  34. Program Output This program will calculate the area of a rectangle. What is the width? 10 [Enter] What is the length?5 [Enter] Here rectangle's data: width: 10 length: 5 area: 50

  35. 13.8 Inline Member Functions • When the body of a member function is defined inside a class declaration, it is declared inline.

  36. Program 13-4 Contents of RECTANG3.H #ifndef RECTANGLE_H #define RECTANGLE_H // Rectangle class declaration. class Rectangle { private: float width; float length; float area; void calcArea(void) { area = width * length; }

  37. Program continues public: void setData(float, float); // Prototype float getWidth(void) { return width; } float getLength(void) { return length; } float getArea(void) { return area; } }; #endif Contents of rectang3.cpp #include "rectang3.h" // setData copies the argument w to private member width and // l to private member length. void Rectangle::setData(float w, float l) { width = w; length = l; calcArea(); }

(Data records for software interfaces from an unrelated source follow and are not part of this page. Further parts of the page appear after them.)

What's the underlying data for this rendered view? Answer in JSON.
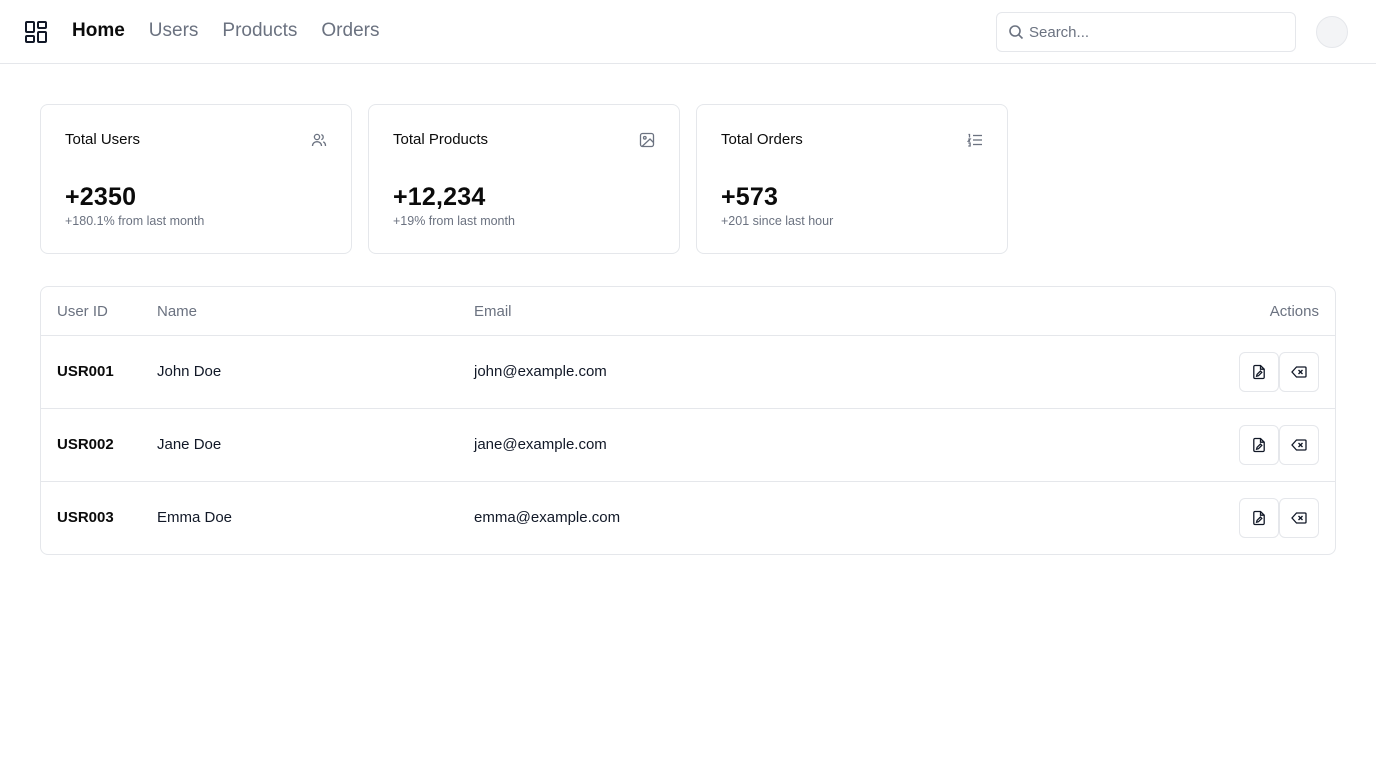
{
  "header": {
    "logo_icon": "layout-grid-icon",
    "nav": [
      {
        "label": "Home",
        "active": true
      },
      {
        "label": "Users",
        "active": false
      },
      {
        "label": "Products",
        "active": false
      },
      {
        "label": "Orders",
        "active": false
      }
    ],
    "search": {
      "placeholder": "Search...",
      "value": "",
      "icon": "search-icon"
    },
    "avatar_icon": "user-avatar"
  },
  "stats": [
    {
      "title": "Total Users",
      "value": "+2350",
      "sub": "+180.1% from last month",
      "icon": "users-icon"
    },
    {
      "title": "Total Products",
      "value": "+12,234",
      "sub": "+19% from last month",
      "icon": "image-icon"
    },
    {
      "title": "Total Orders",
      "value": "+573",
      "sub": "+201 since last hour",
      "icon": "list-ordered-icon"
    }
  ],
  "table": {
    "columns": [
      "User ID",
      "Name",
      "Email",
      "Actions"
    ],
    "rows": [
      {
        "id": "USR001",
        "name": "John Doe",
        "email": "john@example.com"
      },
      {
        "id": "USR002",
        "name": "Jane Doe",
        "email": "jane@example.com"
      },
      {
        "id": "USR003",
        "name": "Emma Doe",
        "email": "emma@example.com"
      }
    ],
    "action_icons": [
      "file-edit-icon",
      "delete-icon"
    ]
  },
  "colors": {
    "text": "#0b0b0b",
    "muted": "#6b7280",
    "border": "#e5e7eb"
  }
}
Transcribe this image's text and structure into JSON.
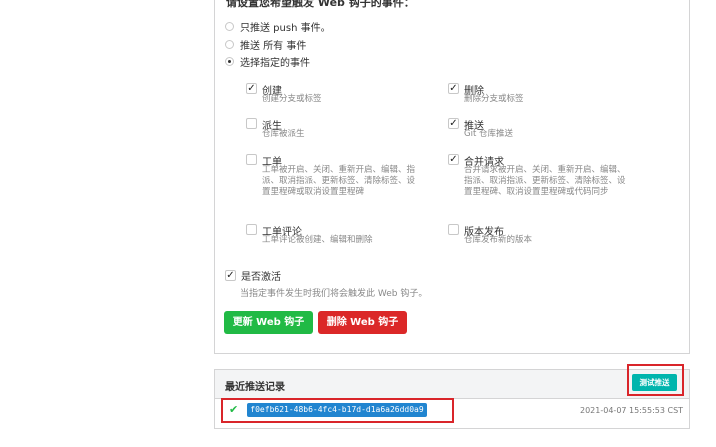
{
  "events_section": {
    "title": "请设置您希望触发 Web 钩子的事件："
  },
  "trigger_options": [
    {
      "label": "只推送 push 事件。",
      "checked": false
    },
    {
      "label": "推送 所有 事件",
      "checked": false
    },
    {
      "label": "选择指定的事件",
      "checked": true
    }
  ],
  "events": {
    "create": {
      "title": "创建",
      "desc": "创建分支或标签",
      "checked": true
    },
    "delete": {
      "title": "删除",
      "desc": "删除分支或标签",
      "checked": true
    },
    "fork": {
      "title": "派生",
      "desc": "仓库被派生",
      "checked": false
    },
    "push": {
      "title": "推送",
      "desc": "Git 仓库推送",
      "checked": true
    },
    "issues": {
      "title": "工单",
      "desc": "工单被开启、关闭、重新开启、编辑、指派、取消指派、更新标签、清除标签、设置里程碑或取消设置里程碑",
      "checked": false
    },
    "pull_request": {
      "title": "合并请求",
      "desc": "合并请求被开启、关闭、重新开启、编辑、指派、取消指派、更新标签、清除标签、设置里程碑、取消设置里程碑或代码同步",
      "checked": true
    },
    "issue_comment": {
      "title": "工单评论",
      "desc": "工单评论被创建、编辑和删除",
      "checked": false
    },
    "release": {
      "title": "版本发布",
      "desc": "仓库发布新的版本",
      "checked": false
    }
  },
  "active": {
    "label": "是否激活",
    "desc": "当指定事件发生时我们将会触发此 Web 钩子。",
    "checked": true
  },
  "buttons": {
    "update": "更新 Web 钩子",
    "delete": "删除 Web 钩子",
    "test": "测试推送"
  },
  "deliveries": {
    "title": "最近推送记录",
    "items": [
      {
        "uuid": "f0efb621-48b6-4fc4-b17d-d1a6a26dd0a9",
        "status": "✔",
        "timestamp": "2021-04-07 15:55:53 CST"
      }
    ]
  },
  "colors": {
    "green": "#21ba45",
    "red": "#db2828",
    "teal": "#00b5ad",
    "blue": "#2185d0",
    "highlight": "#d9252a"
  }
}
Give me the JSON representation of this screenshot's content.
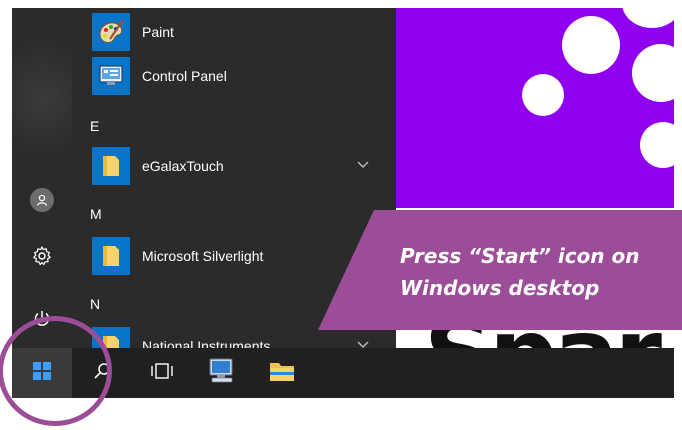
{
  "colors": {
    "start_bg": "#2b2b2b",
    "tile_blue": "#0a74c9",
    "taskbar": "#202020",
    "desktop_purple": "#8f00ee",
    "callout": "#9c4d97"
  },
  "start_menu": {
    "rail": {
      "account_icon": "user-icon",
      "settings_icon": "gear-icon",
      "power_icon": "power-icon"
    },
    "apps": [
      {
        "label": "Paint",
        "icon": "paint-palette-icon"
      },
      {
        "label": "Control Panel",
        "icon": "control-panel-icon"
      },
      {
        "label": "eGalaxTouch",
        "icon": "folder-icon"
      },
      {
        "label": "Microsoft Silverlight",
        "icon": "folder-icon"
      },
      {
        "label": "National Instruments",
        "icon": "folder-icon"
      }
    ],
    "letters": [
      "E",
      "M",
      "N"
    ]
  },
  "taskbar": {
    "items": [
      "windows-logo-icon",
      "search-icon",
      "task-view-icon",
      "computer-icon",
      "file-explorer-icon"
    ]
  },
  "desktop": {
    "wordmark": "Spar"
  },
  "callout": {
    "line1": "Press “Start” icon on",
    "line2": "Windows desktop"
  }
}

  38. Program continues Contents of the main program, pr13-4.cpp #include <iostream.h> #include "rectang3.h" // contains Rectangle class declaration // Don't forget to link this program with rectang3.cpp! void main(void) { Rectangle box; float wide, long; cout << "This program will calculate the area of a\n"; cout << "rectangle. What is the width? "; cin >> wide; cout << "What is the length? "; cin >> long;

  39. Program continues box.setData(wide, long); cout << "Here rectangle's data:\n"; cout << "width: " << box.getWidth() << endl; cout << "length: " << box.getLength() << endl; cout << "area: " << box.getArea() << endl; }

  40. Program Output This program will calculate the area of a rectangle. What is the width? 10 [Enter] What is the length?5 [Enter] Here rectangle's data: width: 10 length: 5 area: 50

  41. 13.9 Constructors • A constructor is a member function that is automatically called when a class object is created. • Constructors have the same name as the class. • Constructors must be declared publicly. • Constructors have no return type.

  42. Program 13-5 // This program demonstrates a constructor. #include <iostream.h> class Demo { public: Demo(void); // Constructor }; Demo::Demo(void) { cout << "Welcome to the constructor!\n"; }

  43. Program continues void main(void) { Demo demoObj; // Declare a Demo object; cout << "This program demonstrates an object\n"; cout << "with a constructor.\n"; }

  44. Program Output Welcome to the constructor. This program demonstrates an object with a constructor.

  45. Program 13-6 // This program demonstrates a constructor. #include <iostream.h> class Demo { public: Demo(void); // Constructor }; Demo::Demo(void) { cout << "Welcome to the constructor!\n"; }

  46. Program continues void main(void) { cout << "This is displayed before the object\n"; cout << "is declared.\n\n"; Demo demoObj; cout << "\nThis is displayed after the object\n"; cout << "is declared.\n"; }

  47. Program Output This is displayed before the object is declared. Welcome to the constructor. This is displayed after the object is declared.

  48. Constructor Arguments • When a constructor does not have to accept arguments, it is called an object’s defaultconstructor. Like regular functions, constructors may accept arguments, have default arguments, be declared inline, and be overloaded.

  49. Program 13-7 // This program demonstrates a class with a constructor #include <iostream.h> #include <string.h> class InvItem { private: char *desc; int units; public: InvItem(void) { desc = new char[51]; } void setInfo(char *dscr, int un) { strcpy(desc, dscr); units = un;} char *getDesc(void) { return desc; } int getUnits(void) { return units; } };

  50. Program continues void main(void) { InvItem stock; stock.setInfo("Wrench", 20); cout << "Item Description: " << stock.getDesc() << endl; cout << "Units on hand: " << stock.getUnits() << endl; }